TASK GOAL: The exercise asks you to copy every line below in which "screenshot" appears.

-- THE RECORDS follows --

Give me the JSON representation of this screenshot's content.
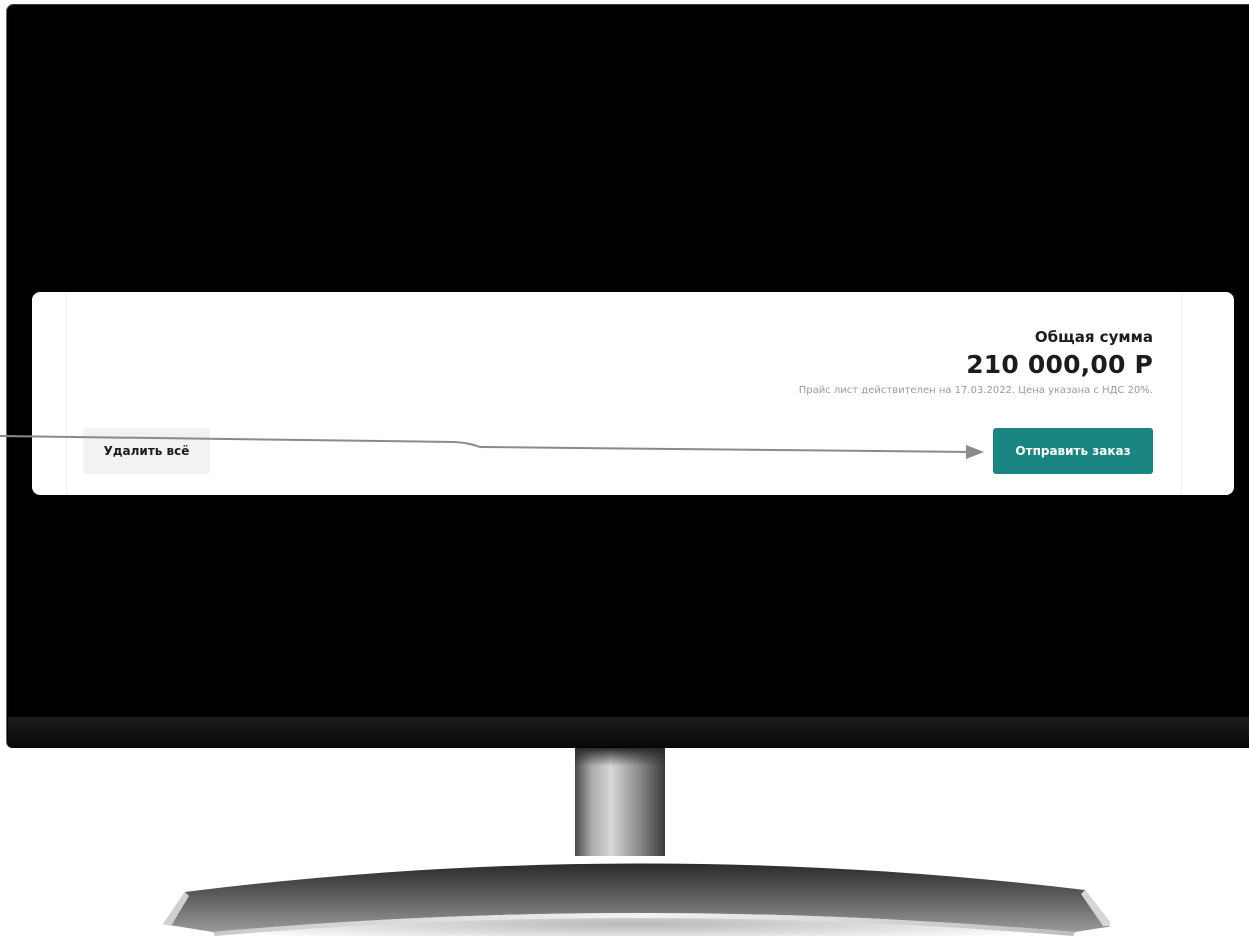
{
  "order_summary": {
    "total_label": "Общая сумма",
    "total_amount": "210 000,00 Р",
    "price_note": "Прайс лист действителен на 17.03.2022. Цена указана с НДС 20%."
  },
  "actions": {
    "delete_all_label": "Удалить всё",
    "send_order_label": "Отправить заказ"
  },
  "colors": {
    "accent": "#1a8581",
    "secondary_button_bg": "#f2f2f2",
    "screen_bg": "#000000",
    "annotation_arrow": "#8a8a8a"
  },
  "icons": {
    "annotation": "arrow-right-icon"
  }
}
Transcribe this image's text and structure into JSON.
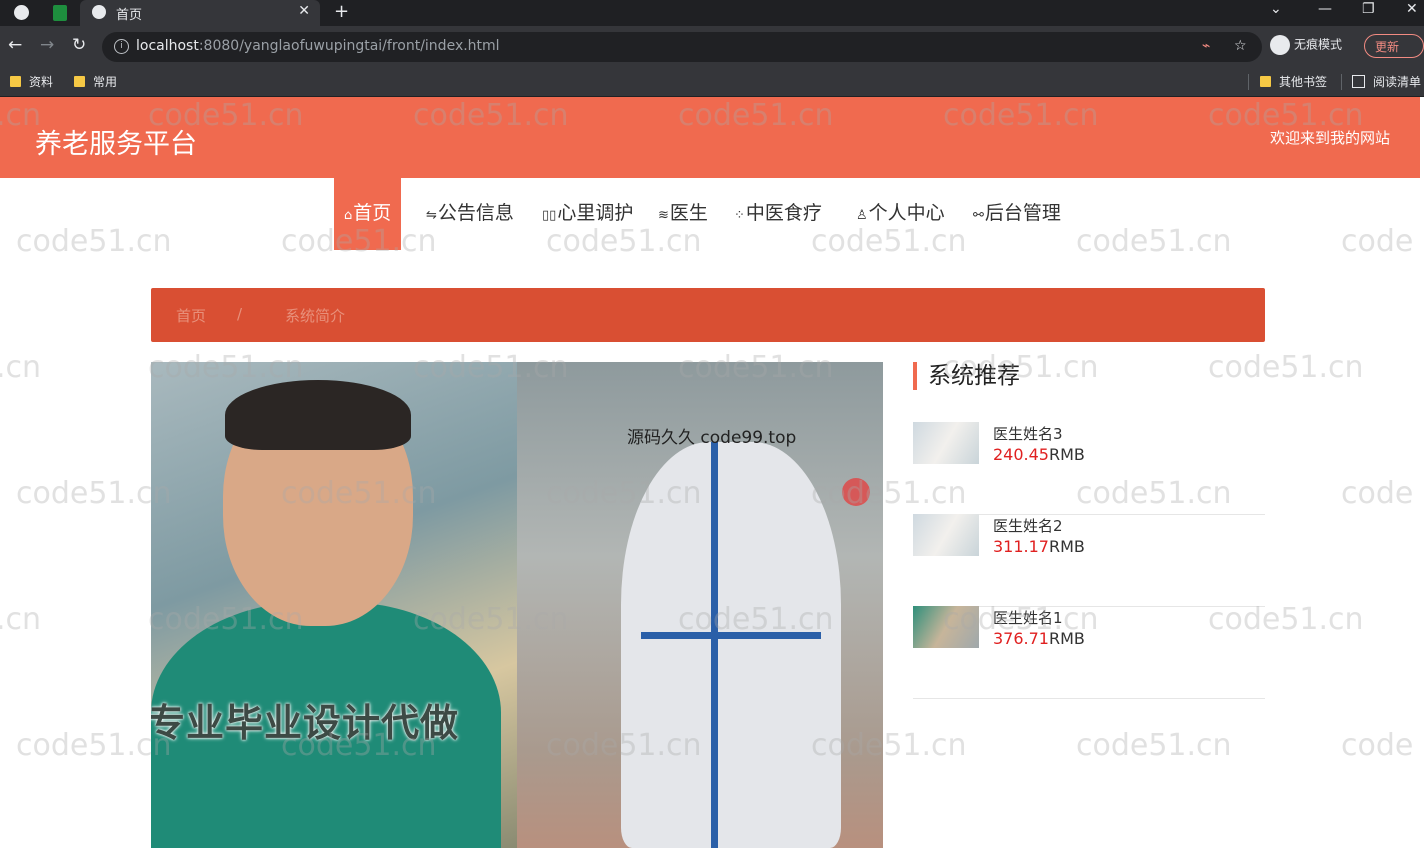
{
  "browser": {
    "tab_title": "首页",
    "new_tab": "+",
    "close_tab": "✕",
    "url_host": "localhost",
    "url_rest": ":8080/yanglaofuwupingtai/front/index.html",
    "profile_label": "无痕模式",
    "update_label": "更新",
    "bookmarks": [
      "资料",
      "常用"
    ],
    "bookmarks_right": [
      "其他书签",
      "阅读清单"
    ]
  },
  "header": {
    "site_title": "养老服务平台",
    "welcome": "欢迎来到我的网站"
  },
  "nav": {
    "items": [
      {
        "icon": "⌂",
        "label": "首页",
        "active": true
      },
      {
        "icon": "⇋",
        "label": "公告信息"
      },
      {
        "icon": "▯▯",
        "label": "心里调护"
      },
      {
        "icon": "≋",
        "label": "医生"
      },
      {
        "icon": "⁘",
        "label": "中医食疗"
      },
      {
        "icon": "♙",
        "label": "个人中心"
      },
      {
        "icon": "⚯",
        "label": "后台管理"
      }
    ]
  },
  "breadcrumb": {
    "home": "首页",
    "separator": "/",
    "current": "系统简介"
  },
  "hero": {
    "caption": "专业毕业设计代做",
    "source": "源码久久 code99.top"
  },
  "sidebar": {
    "title": "系统推荐",
    "items": [
      {
        "name": "医生姓名3",
        "price": "240.45",
        "unit": "RMB"
      },
      {
        "name": "医生姓名2",
        "price": "311.17",
        "unit": "RMB"
      },
      {
        "name": "医生姓名1",
        "price": "376.71",
        "unit": "RMB"
      }
    ]
  },
  "watermark": "code51.cn",
  "watermark_partial_left": ".cn",
  "watermark_partial_right": "code",
  "colors": {
    "accent": "#f06a4f",
    "breadcrumb": "#d94f33",
    "price": "#e02020"
  }
}
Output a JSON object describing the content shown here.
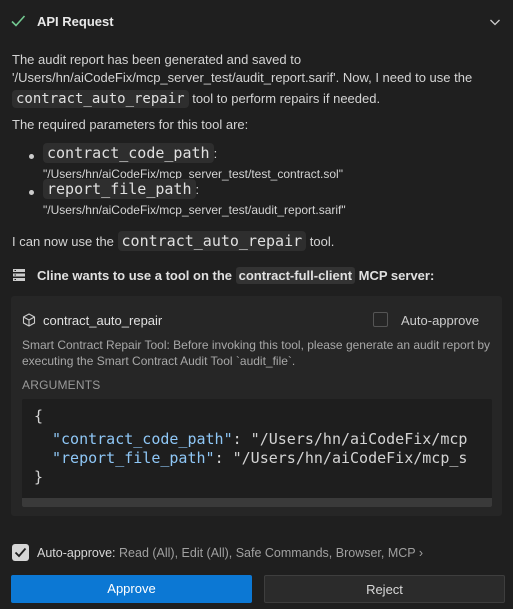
{
  "header": {
    "title": "API Request",
    "status_icon": "check-icon",
    "chevron_icon": "chevron-down-icon"
  },
  "message": {
    "p1_line1": "The audit report has been generated and saved to",
    "p1_line2_text": "'/Users/hn/aiCodeFix/mcp_server_test/audit_report.sarif'. Now, I need to use the",
    "p1_code": "contract_auto_repair",
    "p1_tail": "tool to perform repairs if needed.",
    "p2": "The required parameters for this tool are:",
    "params": [
      {
        "name": "contract_code_path",
        "sep": ":",
        "value": "\"/Users/hn/aiCodeFix/mcp_server_test/test_contract.sol\""
      },
      {
        "name": "report_file_path",
        "sep": ":",
        "value": "\"/Users/hn/aiCodeFix/mcp_server_test/audit_report.sarif\""
      }
    ],
    "p3_prefix": "I can now use the",
    "p3_code": "contract_auto_repair",
    "p3_tail": "tool."
  },
  "mcp": {
    "prefix": "Cline wants to use a tool on the",
    "server": "contract-full-client",
    "suffix": "MCP server:"
  },
  "tool": {
    "name": "contract_auto_repair",
    "auto_approve_label": "Auto-approve",
    "description": "Smart Contract Repair Tool: Before invoking this tool, please generate an audit report by executing the Smart Contract Audit Tool `audit_file`.",
    "arguments_label": "ARGUMENTS",
    "code": {
      "open": "{",
      "k1": "\"contract_code_path\"",
      "v1": ": \"/Users/hn/aiCodeFix/mcp",
      "k2": "\"report_file_path\"",
      "v2": ": \"/Users/hn/aiCodeFix/mcp_s",
      "close": "}"
    }
  },
  "auto_approve": {
    "label": "Auto-approve:",
    "detail": "Read (All), Edit (All), Safe Commands, Browser, MCP",
    "chevron": "›"
  },
  "buttons": {
    "approve": "Approve",
    "reject": "Reject"
  },
  "colors": {
    "accent": "#0c78d4",
    "success": "#73c991",
    "json_key": "#8fc7f6"
  }
}
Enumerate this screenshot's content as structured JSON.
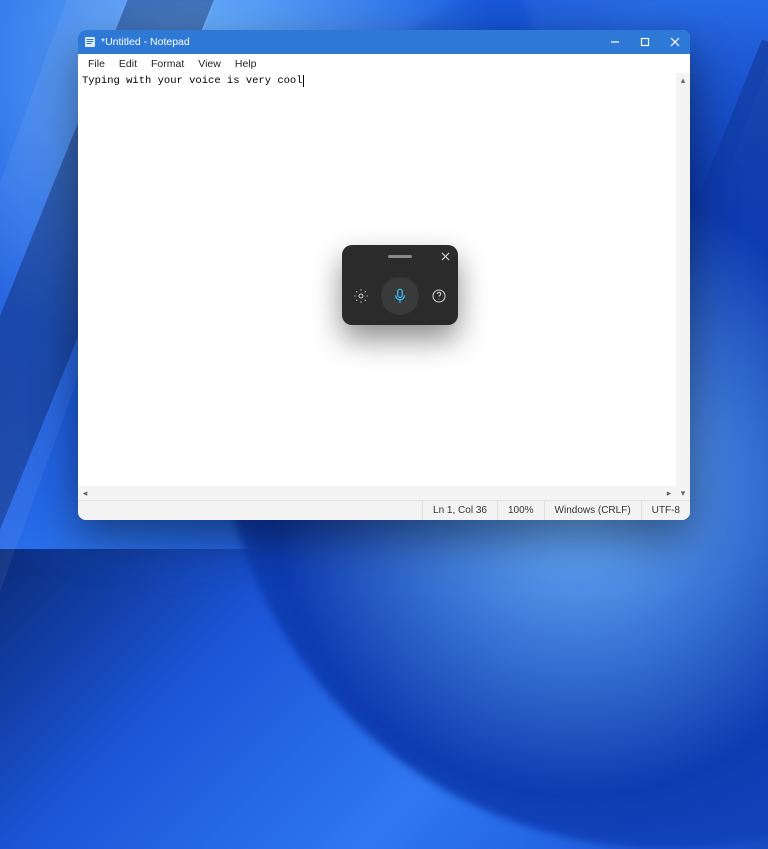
{
  "window": {
    "title": "*Untitled - Notepad"
  },
  "menu": {
    "file": "File",
    "edit": "Edit",
    "format": "Format",
    "view": "View",
    "help": "Help"
  },
  "editor": {
    "content": "Typing with your voice is very cool"
  },
  "status": {
    "pos": "Ln 1, Col 36",
    "zoom": "100%",
    "eol": "Windows (CRLF)",
    "encoding": "UTF-8"
  }
}
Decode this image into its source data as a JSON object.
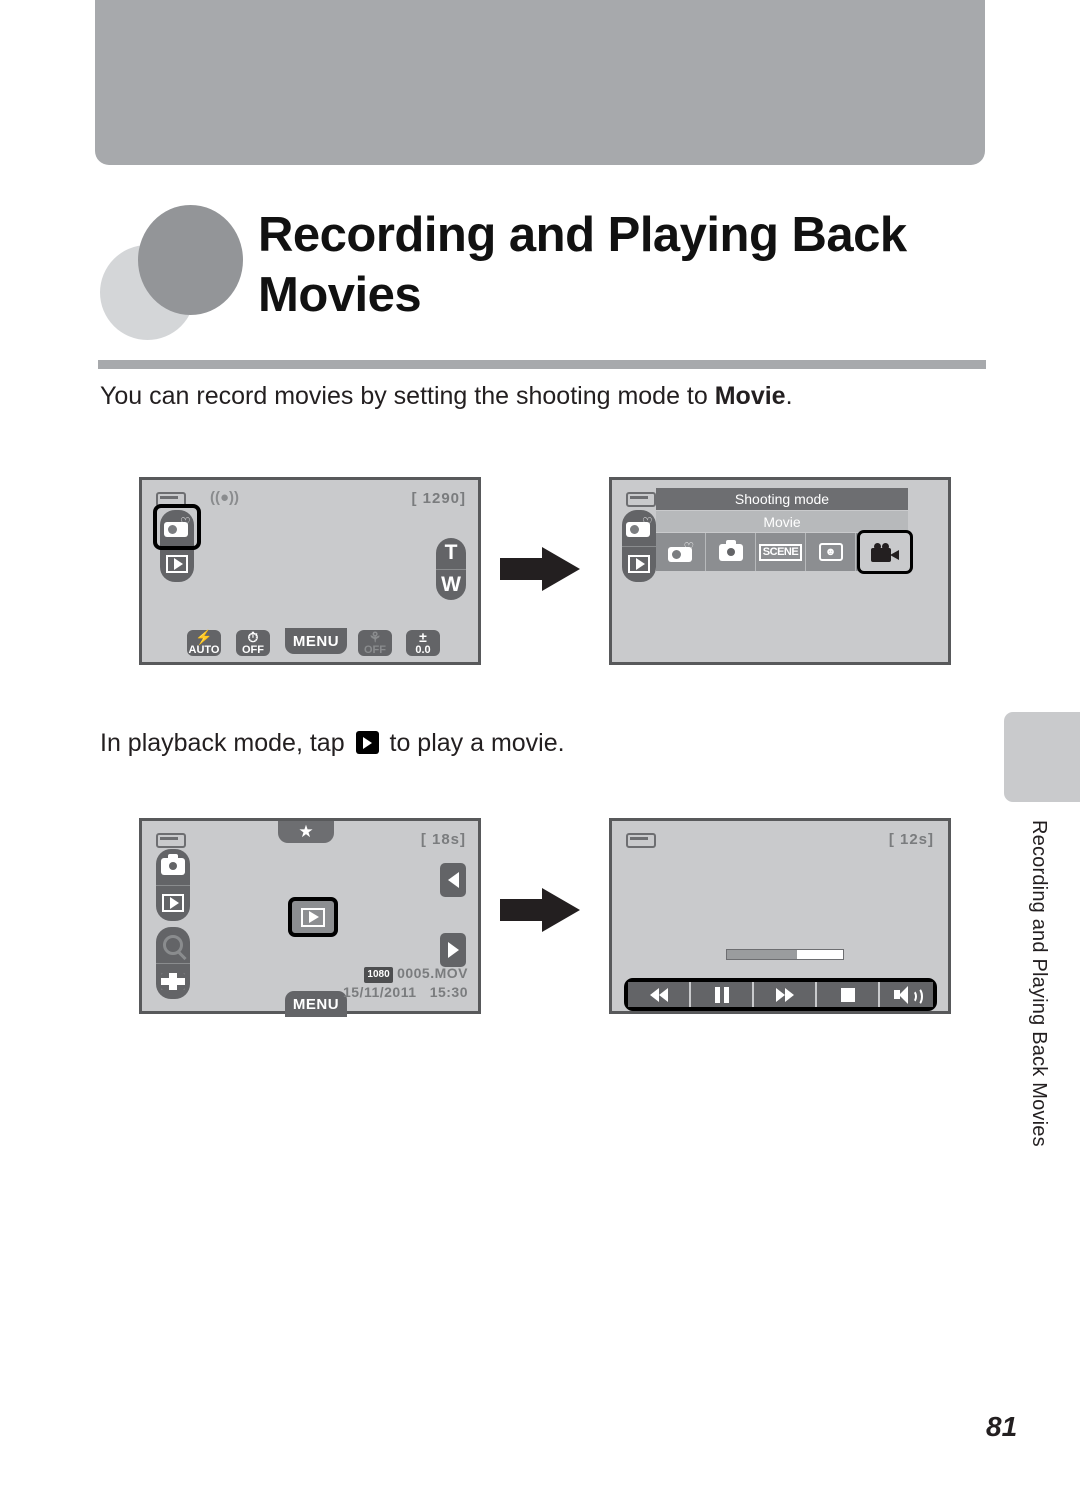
{
  "document": {
    "page_number": "81",
    "running_head": "Recording and Playing Back Movies",
    "title": "Recording and Playing Back Movies",
    "intro_text_before": "You can record movies by setting the shooting mode to ",
    "intro_text_bold": "Movie",
    "intro_text_after": ".",
    "playback_text_before": "In playback mode, tap ",
    "playback_text_after": " to play a movie."
  },
  "screens": {
    "shooting": {
      "counter": "[ 1290]",
      "vr_icon": "((●))",
      "left_buttons": [
        {
          "name": "auto-scene-mode",
          "selected": true
        },
        {
          "name": "playback-mode",
          "selected": false
        }
      ],
      "zoom": {
        "tele": "T",
        "wide": "W"
      },
      "toolbar": [
        {
          "name": "flash-mode",
          "glyph": "⚡",
          "label": "AUTO",
          "dim": false
        },
        {
          "name": "self-timer",
          "glyph": "⏱",
          "label": "OFF",
          "dim": false
        },
        {
          "name": "menu",
          "label": "MENU"
        },
        {
          "name": "macro-mode",
          "glyph": "⚘",
          "label": "OFF",
          "dim": true
        },
        {
          "name": "exposure-compensation",
          "glyph": "±",
          "label": "0.0",
          "dim": false
        }
      ]
    },
    "shooting_mode_menu": {
      "header": "Shooting mode",
      "subheader": "Movie",
      "options": [
        {
          "name": "auto-scene-selector",
          "selected": false
        },
        {
          "name": "auto-mode",
          "selected": false
        },
        {
          "name": "scene-mode",
          "label": "SCENE",
          "selected": false
        },
        {
          "name": "smart-portrait",
          "selected": false
        },
        {
          "name": "movie-mode",
          "selected": true
        }
      ]
    },
    "playback": {
      "duration": "[      18s]",
      "favorite_icon": "★",
      "left_buttons": [
        {
          "name": "shooting-mode",
          "dim": false
        },
        {
          "name": "playback-mode",
          "dim": false
        },
        {
          "name": "zoom-in",
          "dim": true
        },
        {
          "name": "thumbnail-view",
          "dim": false
        }
      ],
      "menu_label": "MENU",
      "file_badge": "1080",
      "file_name": "0005.MOV",
      "date": "15/11/2011",
      "time": "15:30"
    },
    "movie_playback": {
      "duration": "[      12s]",
      "progress_percent": 60,
      "controls": [
        {
          "name": "rewind-button"
        },
        {
          "name": "pause-button"
        },
        {
          "name": "fast-forward-button"
        },
        {
          "name": "stop-button"
        },
        {
          "name": "volume-button"
        }
      ]
    }
  },
  "colors": {
    "band_grey": "#a7a9ac",
    "screen_bg": "#c9cacc",
    "button_grey": "#636467",
    "selection_black": "#000000"
  }
}
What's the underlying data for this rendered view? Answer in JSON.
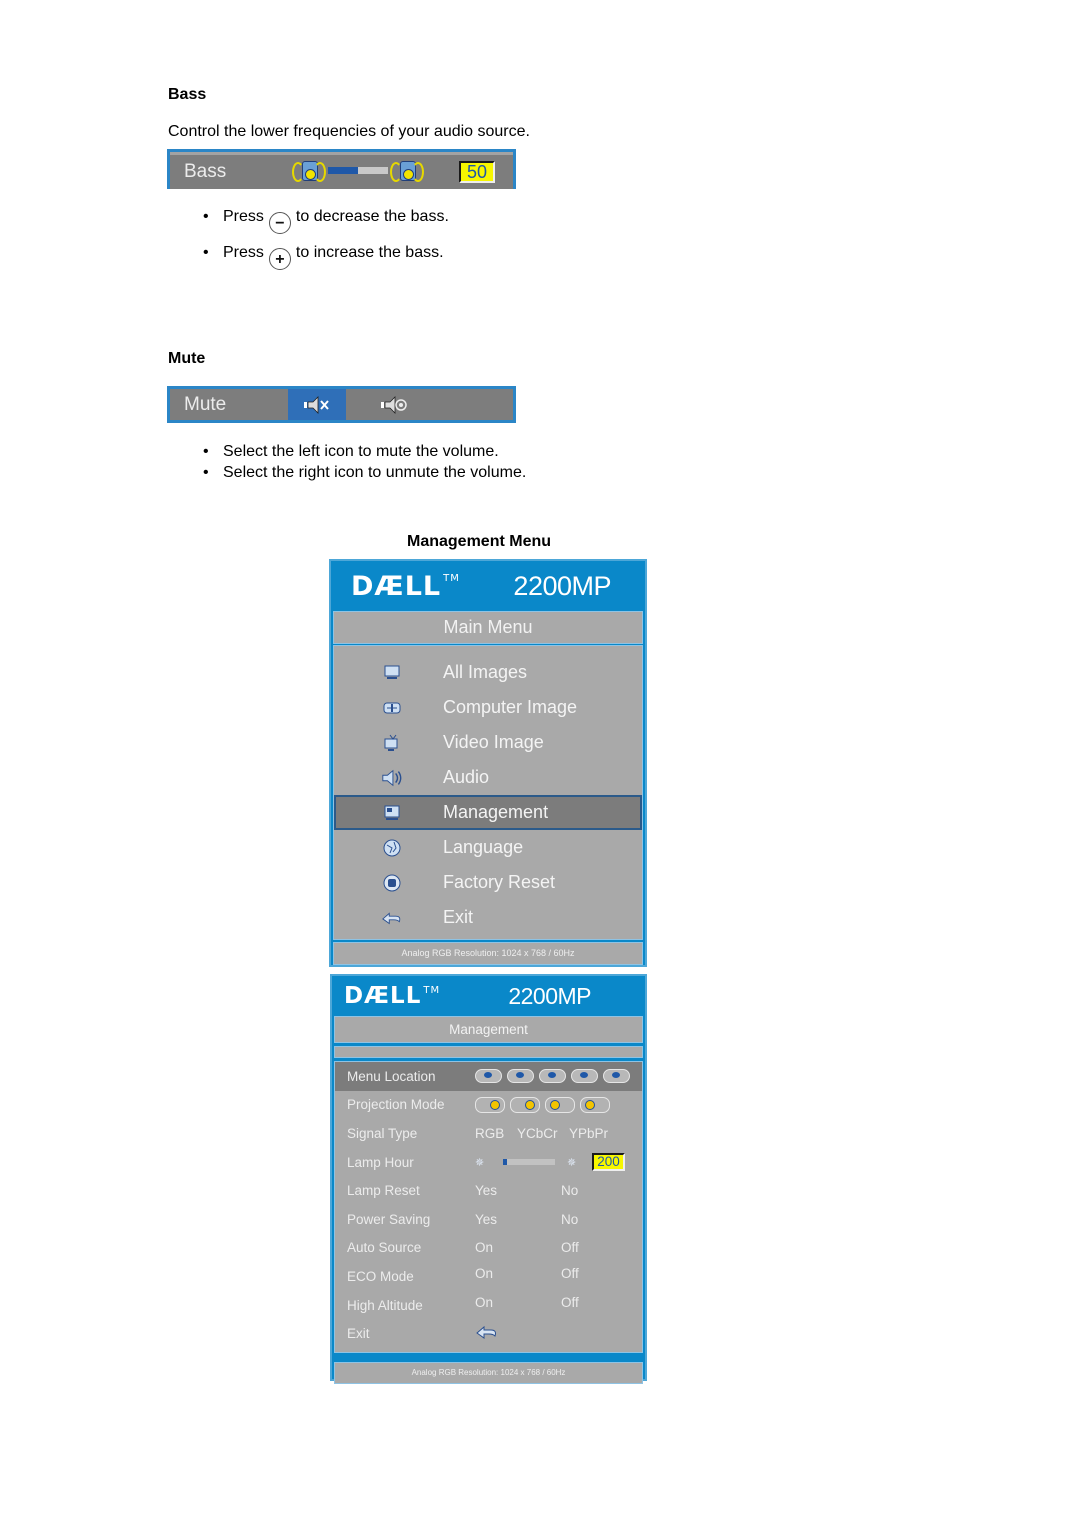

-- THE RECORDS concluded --

SOLUTION BELOW:
Give me the JSON representation of this screenshot's content.
Enumerate this screenshot's content as structured JSON.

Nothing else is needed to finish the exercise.